_Work to complete_: Repeat the following data exactly, omitting pictures.

Dataset rows describing interfaces
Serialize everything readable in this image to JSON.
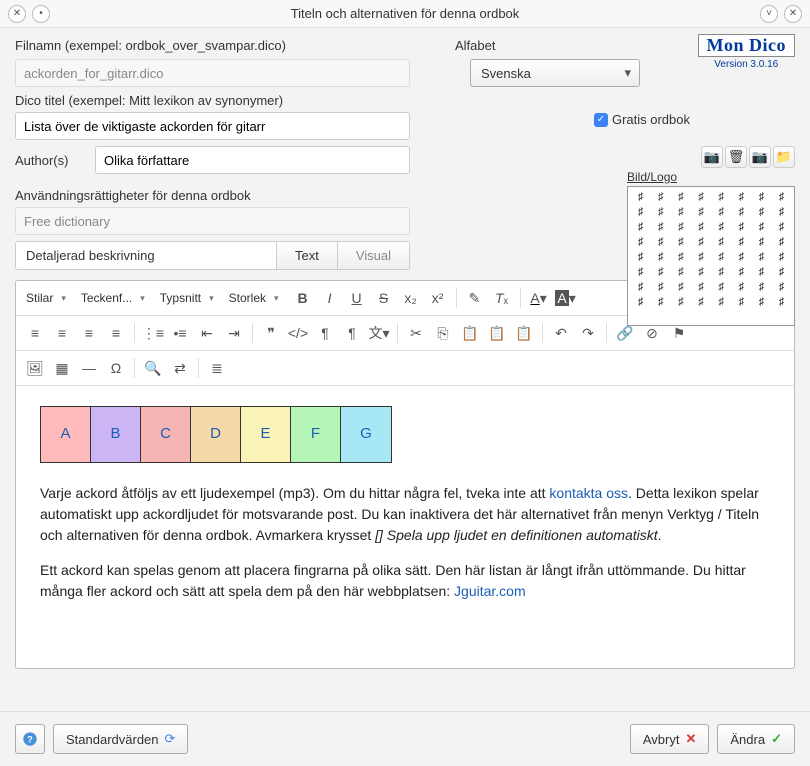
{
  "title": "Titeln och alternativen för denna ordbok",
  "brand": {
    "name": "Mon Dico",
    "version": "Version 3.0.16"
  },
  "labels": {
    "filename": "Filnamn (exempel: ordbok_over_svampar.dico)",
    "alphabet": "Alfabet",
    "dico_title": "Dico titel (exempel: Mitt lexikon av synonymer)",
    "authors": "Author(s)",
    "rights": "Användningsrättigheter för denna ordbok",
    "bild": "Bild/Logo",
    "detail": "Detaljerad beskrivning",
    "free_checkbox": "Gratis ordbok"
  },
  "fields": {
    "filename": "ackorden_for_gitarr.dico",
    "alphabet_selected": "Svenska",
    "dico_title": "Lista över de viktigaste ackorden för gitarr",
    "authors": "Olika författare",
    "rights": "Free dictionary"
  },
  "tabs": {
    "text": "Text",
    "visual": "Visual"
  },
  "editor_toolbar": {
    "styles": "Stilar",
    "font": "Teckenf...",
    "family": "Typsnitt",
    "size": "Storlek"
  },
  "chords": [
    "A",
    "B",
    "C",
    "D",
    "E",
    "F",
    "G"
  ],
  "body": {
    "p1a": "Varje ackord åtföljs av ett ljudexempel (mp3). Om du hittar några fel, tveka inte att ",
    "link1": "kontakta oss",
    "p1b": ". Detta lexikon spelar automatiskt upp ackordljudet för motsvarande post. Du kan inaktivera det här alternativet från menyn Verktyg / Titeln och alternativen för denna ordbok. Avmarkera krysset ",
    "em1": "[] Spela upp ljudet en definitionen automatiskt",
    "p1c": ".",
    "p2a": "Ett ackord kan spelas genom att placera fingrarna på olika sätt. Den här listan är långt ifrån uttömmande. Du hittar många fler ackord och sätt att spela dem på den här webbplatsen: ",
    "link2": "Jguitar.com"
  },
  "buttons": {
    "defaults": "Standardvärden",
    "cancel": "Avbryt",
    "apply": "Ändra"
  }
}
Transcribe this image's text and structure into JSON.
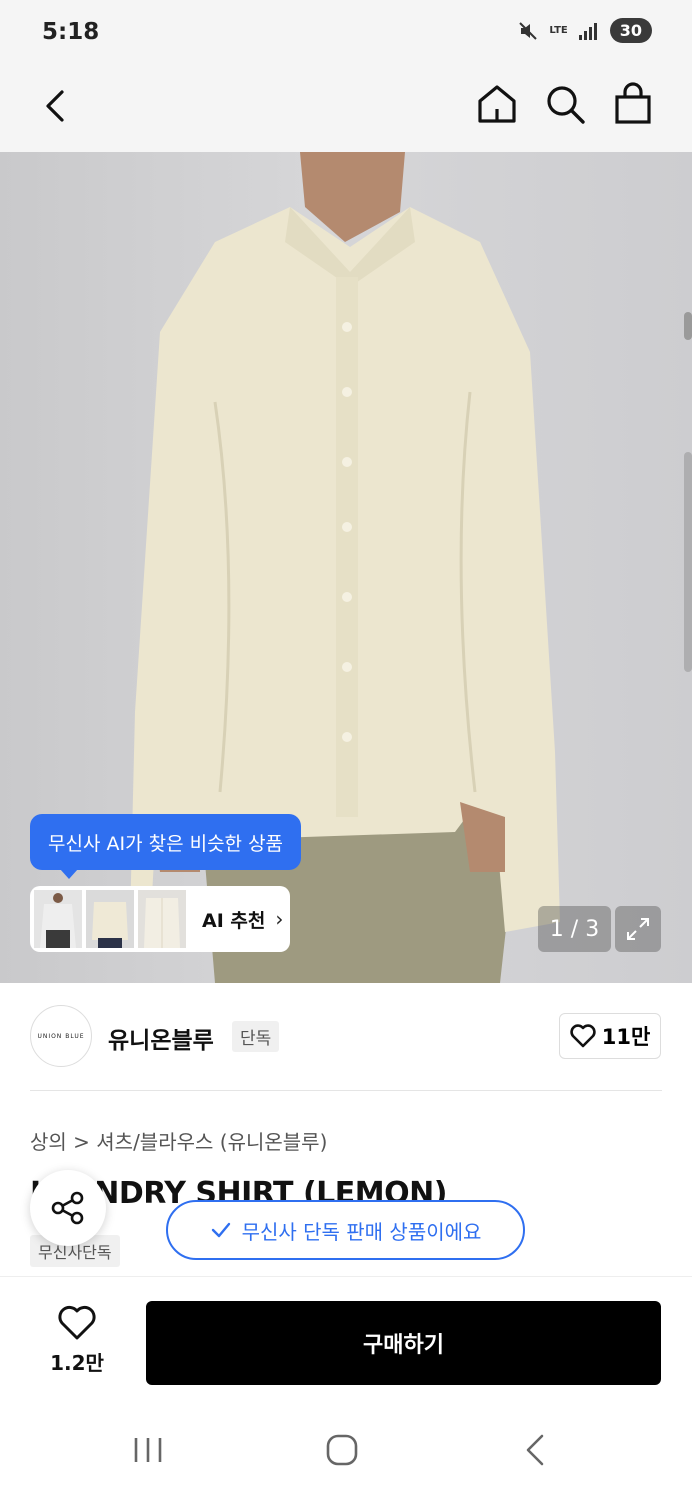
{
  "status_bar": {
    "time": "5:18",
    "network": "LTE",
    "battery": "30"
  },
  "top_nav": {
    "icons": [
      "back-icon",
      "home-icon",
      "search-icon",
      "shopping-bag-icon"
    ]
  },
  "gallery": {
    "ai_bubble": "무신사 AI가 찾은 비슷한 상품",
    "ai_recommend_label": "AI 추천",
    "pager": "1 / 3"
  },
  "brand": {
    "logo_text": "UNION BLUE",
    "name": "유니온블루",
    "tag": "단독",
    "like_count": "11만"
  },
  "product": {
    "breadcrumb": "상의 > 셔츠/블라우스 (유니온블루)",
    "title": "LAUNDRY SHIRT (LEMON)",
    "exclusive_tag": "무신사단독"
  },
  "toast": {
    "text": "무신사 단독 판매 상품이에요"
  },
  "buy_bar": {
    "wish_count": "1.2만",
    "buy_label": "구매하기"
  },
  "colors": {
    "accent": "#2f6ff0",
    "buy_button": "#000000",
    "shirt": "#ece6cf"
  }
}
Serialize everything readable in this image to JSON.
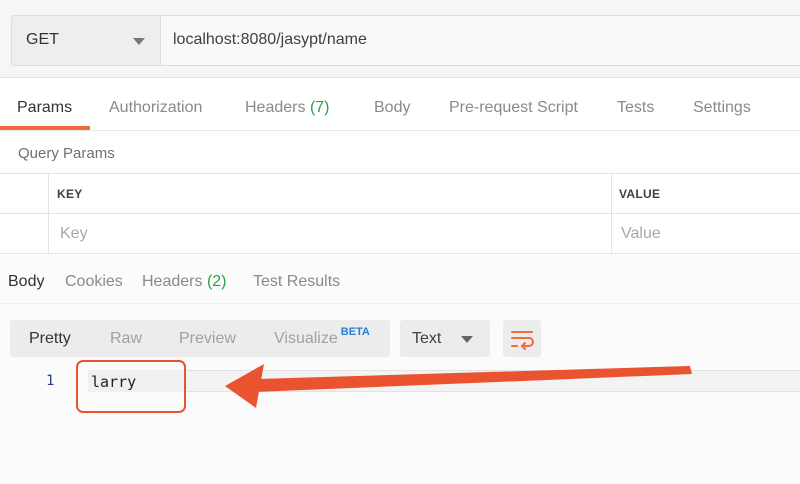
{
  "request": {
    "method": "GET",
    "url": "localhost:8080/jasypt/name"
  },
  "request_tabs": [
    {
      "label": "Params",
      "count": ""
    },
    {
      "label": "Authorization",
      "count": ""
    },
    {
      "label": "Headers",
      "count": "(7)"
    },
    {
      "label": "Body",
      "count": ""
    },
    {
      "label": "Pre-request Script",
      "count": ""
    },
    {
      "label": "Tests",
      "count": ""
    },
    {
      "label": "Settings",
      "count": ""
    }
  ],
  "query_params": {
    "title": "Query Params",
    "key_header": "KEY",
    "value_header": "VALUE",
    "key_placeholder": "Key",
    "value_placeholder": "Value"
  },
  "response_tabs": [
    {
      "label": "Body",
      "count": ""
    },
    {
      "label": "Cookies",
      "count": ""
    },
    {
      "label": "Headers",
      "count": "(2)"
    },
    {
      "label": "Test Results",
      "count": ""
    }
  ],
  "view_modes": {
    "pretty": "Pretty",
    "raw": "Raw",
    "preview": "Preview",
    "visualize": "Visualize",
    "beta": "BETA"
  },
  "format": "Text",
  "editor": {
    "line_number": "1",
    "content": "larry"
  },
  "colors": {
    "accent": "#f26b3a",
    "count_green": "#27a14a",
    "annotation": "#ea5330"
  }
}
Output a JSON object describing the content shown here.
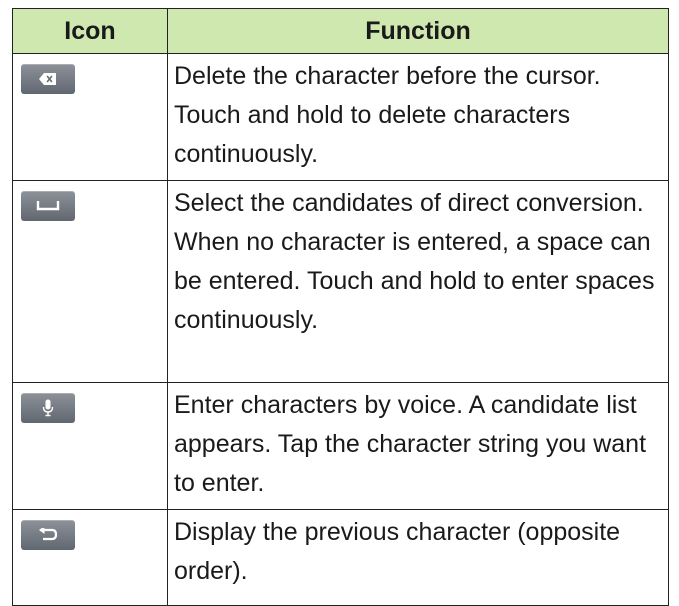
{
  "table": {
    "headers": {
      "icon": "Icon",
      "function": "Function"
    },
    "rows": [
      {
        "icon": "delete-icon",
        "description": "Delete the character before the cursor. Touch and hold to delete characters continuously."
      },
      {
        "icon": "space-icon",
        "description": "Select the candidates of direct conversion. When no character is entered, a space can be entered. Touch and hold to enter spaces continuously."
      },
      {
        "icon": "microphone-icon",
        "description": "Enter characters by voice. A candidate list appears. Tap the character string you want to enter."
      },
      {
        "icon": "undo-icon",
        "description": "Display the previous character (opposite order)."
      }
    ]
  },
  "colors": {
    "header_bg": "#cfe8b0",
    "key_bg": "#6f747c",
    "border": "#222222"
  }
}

_Answer to the exercise_:
Serialize everything readable in this image to JSON.
{
  "title": "Titeln och alternativen för denna ordbok",
  "brand": {
    "name": "Mon Dico",
    "version": "Version 3.0.16"
  },
  "labels": {
    "filename": "Filnamn (exempel: ordbok_over_svampar.dico)",
    "alphabet": "Alfabet",
    "dico_title": "Dico titel (exempel: Mitt lexikon av synonymer)",
    "authors": "Author(s)",
    "rights": "Användningsrättigheter för denna ordbok",
    "bild": "Bild/Logo",
    "detail": "Detaljerad beskrivning",
    "free_checkbox": "Gratis ordbok"
  },
  "fields": {
    "filename": "ackorden_for_gitarr.dico",
    "alphabet_selected": "Svenska",
    "dico_title": "Lista över de viktigaste ackorden för gitarr",
    "authors": "Olika författare",
    "rights": "Free dictionary"
  },
  "tabs": {
    "text": "Text",
    "visual": "Visual"
  },
  "editor_toolbar": {
    "styles": "Stilar",
    "font": "Teckenf...",
    "family": "Typsnitt",
    "size": "Storlek"
  },
  "chords": [
    "A",
    "B",
    "C",
    "D",
    "E",
    "F",
    "G"
  ],
  "body": {
    "p1a": "Varje ackord åtföljs av ett ljudexempel (mp3). Om du hittar några fel, tveka inte att ",
    "link1": "kontakta oss",
    "p1b": ". Detta lexikon spelar automatiskt upp ackordljudet för motsvarande post. Du kan inaktivera det här alternativet från menyn Verktyg / Titeln och alternativen för denna ordbok. Avmarkera krysset ",
    "em1": "[] Spela upp ljudet en definitionen automatiskt",
    "p1c": ".",
    "p2a": "Ett ackord kan spelas genom att placera fingrarna på olika sätt. Den här listan är långt ifrån uttömmande. Du hittar många fler ackord och sätt att spela dem på den här webbplatsen: ",
    "link2": "Jguitar.com"
  },
  "buttons": {
    "defaults": "Standardvärden",
    "cancel": "Avbryt",
    "apply": "Ändra"
  }
}
Transcribe this image's text and structure into JSON.
{
  "status_bar": {
    "time": "5:18",
    "network": "LTE",
    "battery": "30"
  },
  "top_nav": {
    "icons": [
      "back-icon",
      "home-icon",
      "search-icon",
      "shopping-bag-icon"
    ]
  },
  "gallery": {
    "ai_bubble": "무신사 AI가 찾은 비슷한 상품",
    "ai_recommend_label": "AI 추천",
    "pager": "1 / 3"
  },
  "brand": {
    "logo_text": "UNION BLUE",
    "name": "유니온블루",
    "tag": "단독",
    "like_count": "11만"
  },
  "product": {
    "breadcrumb": "상의 > 셔츠/블라우스 (유니온블루)",
    "title": "LAUNDRY SHIRT (LEMON)",
    "exclusive_tag": "무신사단독"
  },
  "toast": {
    "text": "무신사 단독 판매 상품이에요"
  },
  "buy_bar": {
    "wish_count": "1.2만",
    "buy_label": "구매하기"
  },
  "colors": {
    "accent": "#2f6ff0",
    "buy_button": "#000000",
    "shirt": "#ece6cf"
  }
}
Serialize everything readable in this image to JSON.
{
  "request": {
    "method": "GET",
    "url": "localhost:8080/jasypt/name"
  },
  "request_tabs": [
    {
      "label": "Params",
      "count": ""
    },
    {
      "label": "Authorization",
      "count": ""
    },
    {
      "label": "Headers",
      "count": "(7)"
    },
    {
      "label": "Body",
      "count": ""
    },
    {
      "label": "Pre-request Script",
      "count": ""
    },
    {
      "label": "Tests",
      "count": ""
    },
    {
      "label": "Settings",
      "count": ""
    }
  ],
  "query_params": {
    "title": "Query Params",
    "key_header": "KEY",
    "value_header": "VALUE",
    "key_placeholder": "Key",
    "value_placeholder": "Value"
  },
  "response_tabs": [
    {
      "label": "Body",
      "count": ""
    },
    {
      "label": "Cookies",
      "count": ""
    },
    {
      "label": "Headers",
      "count": "(2)"
    },
    {
      "label": "Test Results",
      "count": ""
    }
  ],
  "view_modes": {
    "pretty": "Pretty",
    "raw": "Raw",
    "preview": "Preview",
    "visualize": "Visualize",
    "beta": "BETA"
  },
  "format": "Text",
  "editor": {
    "line_number": "1",
    "content": "larry"
  },
  "colors": {
    "accent": "#f26b3a",
    "count_green": "#27a14a",
    "annotation": "#ea5330"
  }
}
Output a JSON object describing the content shown here.
{
  "table": {
    "headers": {
      "icon": "Icon",
      "function": "Function"
    },
    "rows": [
      {
        "icon": "delete-icon",
        "description": "Delete the character before the cursor. Touch and hold to delete characters continuously."
      },
      {
        "icon": "space-icon",
        "description": "Select the candidates of direct conversion. When no character is entered, a space can be entered. Touch and hold to enter spaces continuously."
      },
      {
        "icon": "microphone-icon",
        "description": "Enter characters by voice. A candidate list appears. Tap the character string you want to enter."
      },
      {
        "icon": "undo-icon",
        "description": "Display the previous character (opposite order)."
      }
    ]
  },
  "colors": {
    "header_bg": "#cfe8b0",
    "key_bg": "#6f747c",
    "border": "#222222"
  }
}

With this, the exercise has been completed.